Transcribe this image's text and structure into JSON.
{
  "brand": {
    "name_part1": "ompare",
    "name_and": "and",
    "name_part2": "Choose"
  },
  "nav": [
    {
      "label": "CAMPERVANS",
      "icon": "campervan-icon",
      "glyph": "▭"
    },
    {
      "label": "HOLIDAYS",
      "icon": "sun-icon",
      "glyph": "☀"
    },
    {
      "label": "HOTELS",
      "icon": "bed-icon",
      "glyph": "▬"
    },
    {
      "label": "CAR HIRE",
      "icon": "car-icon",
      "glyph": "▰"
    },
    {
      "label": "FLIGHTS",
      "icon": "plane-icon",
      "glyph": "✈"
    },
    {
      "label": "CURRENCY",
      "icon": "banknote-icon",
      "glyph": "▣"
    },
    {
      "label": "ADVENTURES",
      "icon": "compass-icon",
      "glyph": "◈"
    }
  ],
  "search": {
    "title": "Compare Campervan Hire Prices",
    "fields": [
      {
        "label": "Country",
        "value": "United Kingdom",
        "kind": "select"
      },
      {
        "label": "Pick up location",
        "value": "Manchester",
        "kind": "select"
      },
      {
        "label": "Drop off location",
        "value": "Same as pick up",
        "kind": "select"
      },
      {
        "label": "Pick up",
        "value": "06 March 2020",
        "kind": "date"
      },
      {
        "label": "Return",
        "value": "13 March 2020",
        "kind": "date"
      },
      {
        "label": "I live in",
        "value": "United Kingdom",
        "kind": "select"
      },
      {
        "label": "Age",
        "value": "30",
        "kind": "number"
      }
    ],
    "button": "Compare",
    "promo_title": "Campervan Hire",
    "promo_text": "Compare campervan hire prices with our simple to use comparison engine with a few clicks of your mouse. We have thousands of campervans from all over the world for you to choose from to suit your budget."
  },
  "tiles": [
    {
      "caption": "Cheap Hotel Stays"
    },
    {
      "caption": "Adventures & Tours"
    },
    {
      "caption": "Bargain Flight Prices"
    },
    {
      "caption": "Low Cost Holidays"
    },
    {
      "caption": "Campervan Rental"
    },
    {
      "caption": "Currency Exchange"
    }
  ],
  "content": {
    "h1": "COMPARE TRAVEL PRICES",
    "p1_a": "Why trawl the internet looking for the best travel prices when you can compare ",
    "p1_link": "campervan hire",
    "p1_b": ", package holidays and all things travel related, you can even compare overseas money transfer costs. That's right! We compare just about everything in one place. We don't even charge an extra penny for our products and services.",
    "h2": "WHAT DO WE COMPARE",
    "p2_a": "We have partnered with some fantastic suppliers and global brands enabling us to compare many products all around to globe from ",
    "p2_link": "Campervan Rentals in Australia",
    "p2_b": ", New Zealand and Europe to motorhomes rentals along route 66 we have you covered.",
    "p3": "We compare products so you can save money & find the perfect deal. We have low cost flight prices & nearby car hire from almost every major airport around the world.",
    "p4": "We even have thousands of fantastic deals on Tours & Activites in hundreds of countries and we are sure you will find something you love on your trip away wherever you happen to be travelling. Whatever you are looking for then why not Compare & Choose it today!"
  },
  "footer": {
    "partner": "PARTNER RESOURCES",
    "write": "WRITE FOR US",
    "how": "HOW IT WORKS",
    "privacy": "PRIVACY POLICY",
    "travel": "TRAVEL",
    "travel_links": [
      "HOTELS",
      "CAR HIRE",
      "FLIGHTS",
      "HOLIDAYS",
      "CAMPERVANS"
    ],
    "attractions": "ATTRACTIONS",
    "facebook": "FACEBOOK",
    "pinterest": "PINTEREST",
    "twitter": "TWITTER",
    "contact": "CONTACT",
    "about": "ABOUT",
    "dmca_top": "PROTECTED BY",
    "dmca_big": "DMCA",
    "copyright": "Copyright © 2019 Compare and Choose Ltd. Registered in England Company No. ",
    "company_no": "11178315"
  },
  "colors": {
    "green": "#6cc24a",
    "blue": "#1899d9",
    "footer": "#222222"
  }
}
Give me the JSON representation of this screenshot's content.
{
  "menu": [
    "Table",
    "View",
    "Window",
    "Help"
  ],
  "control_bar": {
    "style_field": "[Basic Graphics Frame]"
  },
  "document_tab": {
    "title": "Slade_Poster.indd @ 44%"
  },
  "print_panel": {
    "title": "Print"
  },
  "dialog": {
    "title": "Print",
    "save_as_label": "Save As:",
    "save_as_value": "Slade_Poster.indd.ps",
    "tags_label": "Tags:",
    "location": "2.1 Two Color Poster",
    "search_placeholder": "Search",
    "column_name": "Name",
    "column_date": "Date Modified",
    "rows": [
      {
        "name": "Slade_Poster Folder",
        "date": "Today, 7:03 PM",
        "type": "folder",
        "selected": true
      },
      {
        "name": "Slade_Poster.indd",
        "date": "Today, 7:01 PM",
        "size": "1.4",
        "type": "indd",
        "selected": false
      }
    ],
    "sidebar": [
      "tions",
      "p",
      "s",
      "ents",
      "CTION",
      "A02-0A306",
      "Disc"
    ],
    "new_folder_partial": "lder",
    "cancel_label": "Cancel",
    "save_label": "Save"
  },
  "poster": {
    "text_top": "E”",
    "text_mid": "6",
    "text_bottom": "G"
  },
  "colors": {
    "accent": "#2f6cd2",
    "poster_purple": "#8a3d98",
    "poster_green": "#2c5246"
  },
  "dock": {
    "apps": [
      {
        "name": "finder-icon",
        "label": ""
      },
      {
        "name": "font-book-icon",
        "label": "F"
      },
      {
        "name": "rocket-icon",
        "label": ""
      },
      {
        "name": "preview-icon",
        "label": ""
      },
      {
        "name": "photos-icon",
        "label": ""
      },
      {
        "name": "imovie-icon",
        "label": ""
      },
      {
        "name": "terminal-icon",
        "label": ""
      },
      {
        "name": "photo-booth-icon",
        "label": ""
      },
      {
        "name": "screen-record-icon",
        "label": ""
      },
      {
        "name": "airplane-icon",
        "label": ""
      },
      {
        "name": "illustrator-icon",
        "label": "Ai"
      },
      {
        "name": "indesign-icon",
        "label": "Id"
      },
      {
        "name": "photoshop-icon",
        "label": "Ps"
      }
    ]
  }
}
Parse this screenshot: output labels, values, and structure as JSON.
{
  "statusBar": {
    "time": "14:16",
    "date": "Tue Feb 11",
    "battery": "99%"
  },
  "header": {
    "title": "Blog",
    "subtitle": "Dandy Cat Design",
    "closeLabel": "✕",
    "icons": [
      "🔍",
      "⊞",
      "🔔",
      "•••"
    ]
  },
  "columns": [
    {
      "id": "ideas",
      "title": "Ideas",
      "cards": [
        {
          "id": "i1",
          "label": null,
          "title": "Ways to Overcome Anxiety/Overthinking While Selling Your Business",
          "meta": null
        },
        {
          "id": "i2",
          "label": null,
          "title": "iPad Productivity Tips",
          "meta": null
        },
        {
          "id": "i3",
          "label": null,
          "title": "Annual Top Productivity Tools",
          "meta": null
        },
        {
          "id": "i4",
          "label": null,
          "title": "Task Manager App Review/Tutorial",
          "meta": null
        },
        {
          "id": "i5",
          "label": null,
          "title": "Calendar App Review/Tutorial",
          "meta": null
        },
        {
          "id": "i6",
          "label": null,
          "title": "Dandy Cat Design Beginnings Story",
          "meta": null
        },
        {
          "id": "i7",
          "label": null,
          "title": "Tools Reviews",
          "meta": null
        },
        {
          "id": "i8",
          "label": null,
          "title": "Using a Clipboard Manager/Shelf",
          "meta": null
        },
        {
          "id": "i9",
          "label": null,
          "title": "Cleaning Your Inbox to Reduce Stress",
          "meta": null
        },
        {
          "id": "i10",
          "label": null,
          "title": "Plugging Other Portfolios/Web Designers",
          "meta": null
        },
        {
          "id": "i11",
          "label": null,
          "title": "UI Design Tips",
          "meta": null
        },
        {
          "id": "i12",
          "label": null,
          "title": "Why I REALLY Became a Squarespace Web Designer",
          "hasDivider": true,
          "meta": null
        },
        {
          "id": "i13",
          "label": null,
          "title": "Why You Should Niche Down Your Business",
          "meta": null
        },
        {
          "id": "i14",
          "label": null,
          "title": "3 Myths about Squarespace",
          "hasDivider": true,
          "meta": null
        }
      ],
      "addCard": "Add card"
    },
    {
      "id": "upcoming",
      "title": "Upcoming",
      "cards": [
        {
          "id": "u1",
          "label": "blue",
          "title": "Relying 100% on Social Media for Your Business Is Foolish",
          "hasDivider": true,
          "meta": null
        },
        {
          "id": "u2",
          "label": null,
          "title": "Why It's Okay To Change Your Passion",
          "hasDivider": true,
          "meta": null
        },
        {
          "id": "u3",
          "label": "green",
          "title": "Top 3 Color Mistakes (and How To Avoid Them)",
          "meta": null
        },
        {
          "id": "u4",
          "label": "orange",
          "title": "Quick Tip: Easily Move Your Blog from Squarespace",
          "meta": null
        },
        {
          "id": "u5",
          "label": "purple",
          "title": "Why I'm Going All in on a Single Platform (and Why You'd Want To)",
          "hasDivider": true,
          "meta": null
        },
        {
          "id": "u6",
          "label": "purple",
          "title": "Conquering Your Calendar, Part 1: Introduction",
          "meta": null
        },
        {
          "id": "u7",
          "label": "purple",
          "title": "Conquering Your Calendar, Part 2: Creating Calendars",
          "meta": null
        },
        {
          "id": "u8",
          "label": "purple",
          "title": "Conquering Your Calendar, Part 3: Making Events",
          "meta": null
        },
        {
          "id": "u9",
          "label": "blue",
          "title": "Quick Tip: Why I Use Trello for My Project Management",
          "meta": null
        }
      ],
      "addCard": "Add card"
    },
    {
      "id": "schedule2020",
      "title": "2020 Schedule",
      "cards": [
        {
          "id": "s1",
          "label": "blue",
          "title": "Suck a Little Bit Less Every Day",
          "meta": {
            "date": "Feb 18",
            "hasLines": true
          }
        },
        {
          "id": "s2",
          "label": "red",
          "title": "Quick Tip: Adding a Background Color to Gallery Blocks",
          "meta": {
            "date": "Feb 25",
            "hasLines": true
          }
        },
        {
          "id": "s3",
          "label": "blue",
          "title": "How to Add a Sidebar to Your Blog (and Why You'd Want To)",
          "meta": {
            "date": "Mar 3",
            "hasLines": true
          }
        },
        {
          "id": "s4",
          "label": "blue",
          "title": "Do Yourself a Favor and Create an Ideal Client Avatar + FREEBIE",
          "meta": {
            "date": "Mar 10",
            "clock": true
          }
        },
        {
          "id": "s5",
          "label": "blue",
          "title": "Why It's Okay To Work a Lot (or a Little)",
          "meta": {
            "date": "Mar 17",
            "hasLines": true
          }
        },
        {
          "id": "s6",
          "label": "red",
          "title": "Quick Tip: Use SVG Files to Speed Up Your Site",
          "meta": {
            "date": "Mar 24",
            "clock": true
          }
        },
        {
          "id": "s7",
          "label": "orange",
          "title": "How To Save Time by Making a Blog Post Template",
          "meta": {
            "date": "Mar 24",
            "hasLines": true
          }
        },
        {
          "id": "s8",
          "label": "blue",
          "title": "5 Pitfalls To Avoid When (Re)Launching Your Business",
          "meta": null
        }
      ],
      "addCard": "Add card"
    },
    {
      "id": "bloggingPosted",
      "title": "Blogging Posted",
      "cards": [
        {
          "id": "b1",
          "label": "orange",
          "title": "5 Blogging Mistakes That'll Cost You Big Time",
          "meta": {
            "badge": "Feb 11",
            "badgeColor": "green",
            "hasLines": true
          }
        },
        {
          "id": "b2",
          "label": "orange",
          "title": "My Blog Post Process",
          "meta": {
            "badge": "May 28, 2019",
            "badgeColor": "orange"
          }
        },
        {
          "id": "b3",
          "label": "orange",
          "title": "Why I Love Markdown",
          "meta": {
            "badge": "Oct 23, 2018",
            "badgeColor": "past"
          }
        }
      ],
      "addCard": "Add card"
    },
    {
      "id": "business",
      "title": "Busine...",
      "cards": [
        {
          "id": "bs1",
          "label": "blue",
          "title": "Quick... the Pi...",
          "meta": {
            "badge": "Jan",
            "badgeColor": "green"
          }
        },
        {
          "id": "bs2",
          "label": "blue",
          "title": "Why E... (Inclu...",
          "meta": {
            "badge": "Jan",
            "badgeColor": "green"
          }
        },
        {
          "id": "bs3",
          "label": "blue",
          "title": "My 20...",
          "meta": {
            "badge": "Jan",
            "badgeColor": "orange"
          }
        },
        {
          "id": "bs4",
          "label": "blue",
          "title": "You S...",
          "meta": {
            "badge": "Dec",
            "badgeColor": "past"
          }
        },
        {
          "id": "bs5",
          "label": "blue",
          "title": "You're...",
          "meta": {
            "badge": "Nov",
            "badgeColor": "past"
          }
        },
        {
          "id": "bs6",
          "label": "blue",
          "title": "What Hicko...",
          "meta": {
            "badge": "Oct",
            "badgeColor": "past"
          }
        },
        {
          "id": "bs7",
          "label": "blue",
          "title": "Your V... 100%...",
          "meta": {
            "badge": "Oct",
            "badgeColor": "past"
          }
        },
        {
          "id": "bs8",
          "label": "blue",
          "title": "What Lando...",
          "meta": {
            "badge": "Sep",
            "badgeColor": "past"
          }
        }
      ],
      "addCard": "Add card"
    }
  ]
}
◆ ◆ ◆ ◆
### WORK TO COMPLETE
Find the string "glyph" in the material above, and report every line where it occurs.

### FINAL ANSWER
      "glyph": "▭"
      "glyph": "☀"
      "glyph": "▬"
      "glyph": "▰"
      "glyph": "✈"
      "glyph": "▣"
      "glyph": "◈"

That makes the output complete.